MONTPELIER, VT —Vermont has become the latest state to see a marijuana legalization bill filed this year with a bill that would allow adults 21 and older to possess up to two ounces of marijuana, sold through a regulated wholesale and retail system overseen by the state’s Department of Liquor Control, introduced at the Vermont state house.
House Bill 499, An Act Relating To Regulation And Taxation Of Marijuana, was introduced to the House and assigned to the House Judiciary Committee on Tuesday.
The bill is sponsored by Reps. Susan Davis (P-Washington), David Deen (D-Westminster), James Masland (D-Thetford), William Stevens (I-Shoreham) and Teo Zagar (D-Barnard).
“It’s been nearly a century since Vermont first prohibited marijuana in 1915. It hasn’t worked and it’s time for a new approach,” said Representative Susan Davis (P-Washington), lead sponsor of the bill.
“Regulating and taxing marijuana, if done right, would have net-positive effects on a system-wide basis,” added Rep. Zagar, a Democrat who is co-sponsoring the bill, and supports other pending bills that would decriminalize marijuana possession in Vermont.
“Just like alcohol prohibition, marijuana prohibition does not eliminate the use of the product and simply steers all of the profits to the underground market,” said Davis. “Given the fact that marijuana is far less harmful than alcohol, it is time we have it produced and sold in a legitimate, regulated market.”

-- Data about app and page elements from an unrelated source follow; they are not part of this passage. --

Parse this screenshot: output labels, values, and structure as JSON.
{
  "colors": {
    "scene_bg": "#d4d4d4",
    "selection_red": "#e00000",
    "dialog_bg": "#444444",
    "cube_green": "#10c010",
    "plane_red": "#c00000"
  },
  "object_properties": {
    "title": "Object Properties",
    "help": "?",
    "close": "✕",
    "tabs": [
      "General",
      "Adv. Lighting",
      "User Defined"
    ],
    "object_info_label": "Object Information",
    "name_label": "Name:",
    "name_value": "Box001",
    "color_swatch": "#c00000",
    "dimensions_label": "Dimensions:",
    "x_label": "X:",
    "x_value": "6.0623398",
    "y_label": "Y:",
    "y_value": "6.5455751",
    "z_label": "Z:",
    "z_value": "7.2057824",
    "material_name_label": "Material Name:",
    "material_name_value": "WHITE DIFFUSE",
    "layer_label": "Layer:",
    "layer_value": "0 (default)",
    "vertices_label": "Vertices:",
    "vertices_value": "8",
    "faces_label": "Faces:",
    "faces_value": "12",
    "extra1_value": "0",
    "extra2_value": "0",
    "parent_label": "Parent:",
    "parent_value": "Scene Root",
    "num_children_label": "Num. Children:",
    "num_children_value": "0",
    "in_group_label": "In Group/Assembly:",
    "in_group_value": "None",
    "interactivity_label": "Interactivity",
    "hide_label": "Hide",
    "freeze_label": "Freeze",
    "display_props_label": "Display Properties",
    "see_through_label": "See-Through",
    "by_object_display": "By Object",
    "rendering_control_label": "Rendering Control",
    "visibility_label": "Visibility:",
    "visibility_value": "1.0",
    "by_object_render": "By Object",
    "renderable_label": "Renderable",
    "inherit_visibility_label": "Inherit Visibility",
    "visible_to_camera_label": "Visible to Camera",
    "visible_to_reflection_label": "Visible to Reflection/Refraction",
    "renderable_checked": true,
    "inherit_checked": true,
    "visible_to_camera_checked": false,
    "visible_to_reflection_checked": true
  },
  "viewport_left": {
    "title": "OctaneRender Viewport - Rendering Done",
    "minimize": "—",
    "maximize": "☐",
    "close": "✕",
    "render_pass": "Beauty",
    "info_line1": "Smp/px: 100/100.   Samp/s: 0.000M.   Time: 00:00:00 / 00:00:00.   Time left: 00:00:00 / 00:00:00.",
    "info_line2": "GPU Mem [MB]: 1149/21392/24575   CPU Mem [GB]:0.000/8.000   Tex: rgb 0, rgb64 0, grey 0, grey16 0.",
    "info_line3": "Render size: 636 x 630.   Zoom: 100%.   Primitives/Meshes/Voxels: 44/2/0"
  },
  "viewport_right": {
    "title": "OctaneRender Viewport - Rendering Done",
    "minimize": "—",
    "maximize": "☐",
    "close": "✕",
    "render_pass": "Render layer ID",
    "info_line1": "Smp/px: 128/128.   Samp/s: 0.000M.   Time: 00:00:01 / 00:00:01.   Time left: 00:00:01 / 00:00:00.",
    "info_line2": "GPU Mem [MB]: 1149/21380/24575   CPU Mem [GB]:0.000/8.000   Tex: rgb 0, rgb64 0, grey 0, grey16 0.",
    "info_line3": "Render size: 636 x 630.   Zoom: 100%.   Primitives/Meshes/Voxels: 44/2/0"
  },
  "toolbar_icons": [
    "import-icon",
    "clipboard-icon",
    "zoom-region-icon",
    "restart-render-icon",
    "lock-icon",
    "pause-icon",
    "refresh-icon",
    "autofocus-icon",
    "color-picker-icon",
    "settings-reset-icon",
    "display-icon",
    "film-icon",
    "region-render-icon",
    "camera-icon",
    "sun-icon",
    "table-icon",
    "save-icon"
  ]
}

“Regulating marijuana like alcohol and allowing the production of industrial hemp would create hundreds of new, legal jobs and generate business for a variety of other Vermont industries,” Davis concluded.
The bill is co-sponsored by Representatives David Deen (D-Westminster), James Masland (D-Thetford), William Stevens (I-Shoreham) and Teo Zagar (D-Barnard).
If passed, HB 499 would allow adults 21 or older to possess up to two ounces of marijuana. Adults would also be allowed to privately grow up to three marijuana plants, and possession of marijuana paraphernalia.
The bill maintains criminal penalties for possession over two ounces, or for non-licensed cultivation or sale of marijuana.
The bill would also create a regulatory structure for the wholesale and retail sale of marijuana, including licensing and oversight by the Department of Liquor Control.
The bill would establish an excise tax of $50 per ounce of marijuana, which would be paid by the wholesale seller.
The bill also requires that workers in the marijuana industry that would be created must be at least 21 years of age.
Language in the bill also states that penalties for minors in possession of marijuana are to be the same as the state’s current penalties for underage possession of alcohol.
Successfully passing HB 499 will be an uphill battle, says the bill’s author.
“Without doubt, this effort will be difficult and may not be accomplished in a single legislative session but the initiative for change must be brought forward,” Rep. Davis said, adding that if the bill does make it through committee and reaches the floor of the House for a vote, she expects a favorable outcome, emphasizing multi-party support of the bill.
“The political will is just not there for this to be a realistic outcome in the foreseeable future,” added Rep. Zagar, who hopes the introduction of the legalization bill this session will at least open the door to debate marijuana decriminalization this session.
House Bill 499 would also authorize Vermont’s farmers to grow industrial hemp “regardless of whether federal regulations have been adopted.” Currently, the cultivation of hemp remains illegal in the United States, although pending legislation in Congress could change that.
The United States remains the only industrialized nation in the world that bans the production of hemp. The sales of hemp products are permitted in the United States, but all commercial hemp is presently imported.
Colorado and Washington legalized the adult use of marijuana in November, and marijuana legalization bills have been or will be introduced this year in Maine, Maryland, Massachusetts, Pennsylvania, Rhode Island, and Oregon.